WASHINGTON -- A former top aide to Sen. Ron Wyden (D-Ore.) fired back at the Obama administration this weekend, challenging the president's assertion Friday that he welcomed a debate on privacy and national security and that Congress had been fully briefed.
Jennifer Hoelzer was a longtime aide to Wyden until recently, and vented her frustration in a way she couldn't as his communications director or deputy chief of staff. Hoelzer wrote on TechDirt that she was stunned to see President Obama claim he wanted such a conversation after she had worked for years to beg and plead with the administration to declassify material so that an actual debate could take place.
Really, Mr. President?

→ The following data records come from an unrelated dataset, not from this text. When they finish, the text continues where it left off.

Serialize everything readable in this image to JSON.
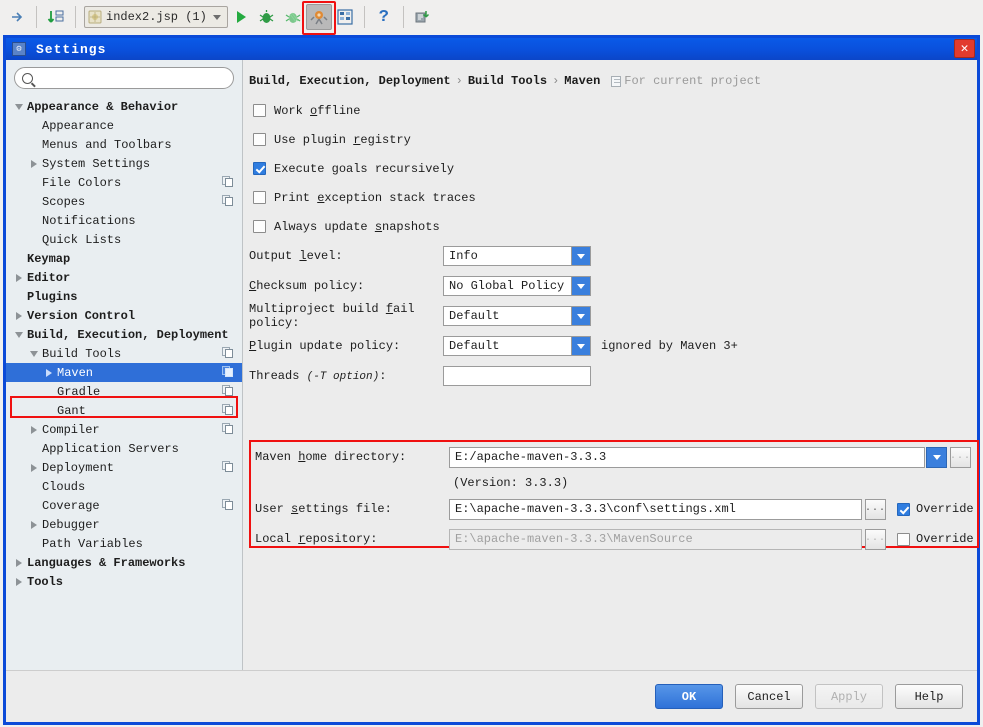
{
  "ide_toolbar": {
    "nav_forward_icon": "arrow-right-icon",
    "sort_icon": "sort-numeric-icon",
    "run_config": {
      "icon": "jsp-file-icon",
      "label": "index2.jsp (1)",
      "caret_icon": "chevron-down-icon"
    },
    "run_icon": "run-play-icon",
    "debug_icon": "debug-bug-icon",
    "coverage_icon": "run-coverage-icon",
    "settings_icon": "settings-wrench-icon",
    "project_structure_icon": "project-structure-icon",
    "help_icon": "help-question-icon",
    "update_icon": "update-project-icon"
  },
  "window": {
    "title": "Settings",
    "title_icon": "settings-window-icon",
    "close_label": "✕",
    "close_icon": "close-icon"
  },
  "sidebar": {
    "search": {
      "value": "",
      "placeholder": "",
      "icon": "search-icon"
    },
    "tree": [
      {
        "label": "Appearance & Behavior",
        "indent": 0,
        "arrow": "expanded",
        "bold": true,
        "copy": false
      },
      {
        "label": "Appearance",
        "indent": 1,
        "arrow": "none",
        "bold": false,
        "copy": false
      },
      {
        "label": "Menus and Toolbars",
        "indent": 1,
        "arrow": "none",
        "bold": false,
        "copy": false
      },
      {
        "label": "System Settings",
        "indent": 1,
        "arrow": "collapsed",
        "bold": false,
        "copy": false
      },
      {
        "label": "File Colors",
        "indent": 1,
        "arrow": "none",
        "bold": false,
        "copy": true
      },
      {
        "label": "Scopes",
        "indent": 1,
        "arrow": "none",
        "bold": false,
        "copy": true
      },
      {
        "label": "Notifications",
        "indent": 1,
        "arrow": "none",
        "bold": false,
        "copy": false
      },
      {
        "label": "Quick Lists",
        "indent": 1,
        "arrow": "none",
        "bold": false,
        "copy": false
      },
      {
        "label": "Keymap",
        "indent": 0,
        "arrow": "none",
        "bold": true,
        "copy": false
      },
      {
        "label": "Editor",
        "indent": 0,
        "arrow": "collapsed",
        "bold": true,
        "copy": false
      },
      {
        "label": "Plugins",
        "indent": 0,
        "arrow": "none",
        "bold": true,
        "copy": false
      },
      {
        "label": "Version Control",
        "indent": 0,
        "arrow": "collapsed",
        "bold": true,
        "copy": false
      },
      {
        "label": "Build, Execution, Deployment",
        "indent": 0,
        "arrow": "expanded",
        "bold": true,
        "copy": false
      },
      {
        "label": "Build Tools",
        "indent": 1,
        "arrow": "expanded",
        "bold": false,
        "copy": true
      },
      {
        "label": "Maven",
        "indent": 2,
        "arrow": "collapsed",
        "bold": false,
        "copy": true,
        "selected": true
      },
      {
        "label": "Gradle",
        "indent": 2,
        "arrow": "none",
        "bold": false,
        "copy": true
      },
      {
        "label": "Gant",
        "indent": 2,
        "arrow": "none",
        "bold": false,
        "copy": true
      },
      {
        "label": "Compiler",
        "indent": 1,
        "arrow": "collapsed",
        "bold": false,
        "copy": true
      },
      {
        "label": "Application Servers",
        "indent": 1,
        "arrow": "none",
        "bold": false,
        "copy": false
      },
      {
        "label": "Deployment",
        "indent": 1,
        "arrow": "collapsed",
        "bold": false,
        "copy": true
      },
      {
        "label": "Clouds",
        "indent": 1,
        "arrow": "none",
        "bold": false,
        "copy": false
      },
      {
        "label": "Coverage",
        "indent": 1,
        "arrow": "none",
        "bold": false,
        "copy": true
      },
      {
        "label": "Debugger",
        "indent": 1,
        "arrow": "collapsed",
        "bold": false,
        "copy": false
      },
      {
        "label": "Path Variables",
        "indent": 1,
        "arrow": "none",
        "bold": false,
        "copy": false
      },
      {
        "label": "Languages & Frameworks",
        "indent": 0,
        "arrow": "collapsed",
        "bold": true,
        "copy": false
      },
      {
        "label": "Tools",
        "indent": 0,
        "arrow": "collapsed",
        "bold": true,
        "copy": false
      }
    ]
  },
  "breadcrumb": {
    "part1": "Build, Execution, Deployment",
    "sep1": "›",
    "part2": "Build Tools",
    "sep2": "›",
    "part3": "Maven",
    "project_scope": "For current project",
    "project_icon": "project-scope-icon"
  },
  "checkboxes": [
    {
      "label": "Work offline",
      "checked": false,
      "mnemonic": "o",
      "pre": "Work ",
      "post": "ffline"
    },
    {
      "label": "Use plugin registry",
      "checked": false,
      "mnemonic": "r",
      "pre": "Use plugin ",
      "post": "egistry"
    },
    {
      "label": "Execute goals recursively",
      "checked": true,
      "mnemonic": "g",
      "pre": "Execute ",
      "post": "oals recursively"
    },
    {
      "label": "Print exception stack traces",
      "checked": false,
      "mnemonic": "e",
      "pre": "Print ",
      "post": "xception stack traces"
    },
    {
      "label": "Always update snapshots",
      "checked": false,
      "mnemonic": "s",
      "pre": "Always update ",
      "post": "napshots"
    }
  ],
  "fields": {
    "output_level": {
      "pre": "Output ",
      "mn": "l",
      "post": "evel:",
      "value": "Info"
    },
    "checksum_policy": {
      "pre": "",
      "mn": "C",
      "post": "hecksum policy:",
      "value": "No Global Policy"
    },
    "multiproject": {
      "pre": "Multiproject build ",
      "mn": "f",
      "post": "ail policy:",
      "value": "Default"
    },
    "plugin_update": {
      "pre": "",
      "mn": "P",
      "post": "lugin update policy:",
      "value": "Default",
      "hint": "ignored by Maven 3+"
    },
    "threads": {
      "pre": "Threads ",
      "opt": "(-T option)",
      "post": ":",
      "value": ""
    }
  },
  "maven": {
    "home_dir": {
      "pre": "Maven ",
      "mn": "h",
      "post": "ome directory:",
      "value": "E:/apache-maven-3.3.3",
      "caret_icon": "chevron-down-icon",
      "browse_icon": "ellipsis-browse-icon",
      "browse_label": "..."
    },
    "version_line": "(Version: 3.3.3)",
    "user_settings": {
      "pre": "User ",
      "mn": "s",
      "post": "ettings file:",
      "value": "E:\\apache-maven-3.3.3\\conf\\settings.xml",
      "browse_label": "...",
      "override_label": "Override",
      "override_checked": true
    },
    "local_repo": {
      "pre": "Local ",
      "mn": "r",
      "post": "epository:",
      "value": "E:\\apache-maven-3.3.3\\MavenSource",
      "browse_label": "...",
      "override_label": "Override",
      "override_checked": false,
      "disabled": true
    }
  },
  "footer": {
    "ok": "OK",
    "cancel": "Cancel",
    "apply": "Apply",
    "help": "Help"
  },
  "colors": {
    "accent_blue": "#2f6fd8",
    "title_blue": "#0a50dc",
    "highlight_red": "#f01010",
    "sidebar_bg": "#e9eef1",
    "panel_bg": "#ececec"
  }
}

Do you really expect me to believe that you give a damn about open debate and the democratic process? Because it seems to me if your Administration was really committed those things, your Administration wouldn't have blocked every effort to have an open debate on these issues each time the laws that your Administration claims authorizes these programs came up for reauthorization, which -- correct me if I am wrong -- is when the democratic process recommends as the ideal time for these debates.
For example, in June 2009, six months before Congress would have to vote to reauthorize Section 215 of the Patriot Act, which the Obama Administration claims gives the NSA the authority to collect records on basically every American citizen -- whether they have ever or will ever come in contact with a terrorist -- Senators Wyden, Feingold and Durbin sent Attorney General Eric Holder a classified letter "requesting the declassification of information which [they] argued was critical for a productive debate on reauthorization of the USA PATRIOT Act."
Hoelzer then goes on to list example after example of efforts the administration made to make sure that there was never the kind of debate the president now says he welcomes.
On CBS' Face The Nation, host Bob Schieffer told former NSA head Michael Hayden that some members of Congress had complained that intelligence briefings had become like the game "20 Questions." If they didn't ask exactly the right question, they'd never know what it was they didn't know. "How can you ask when you don't know the program exists?" Sen. Susan Collins (R-Maine) said in response to administration assertions that members of Congress were free to ask questions.
"Let me apologize to members of Congress," Hayden told Schieffer, before adding that, "this is just incredibly complicated."
"The agency's been tremendously candid," Hayden promised, pointing to a previous classified letter that informed Congress that "we are gathering the metadata of all calls in the United States."
Yet after apologizing, he then blamed members of Congress, saying, "If you don't have time [to study the intelligence community], then you shouldn't be a member of the [intelligence] committee."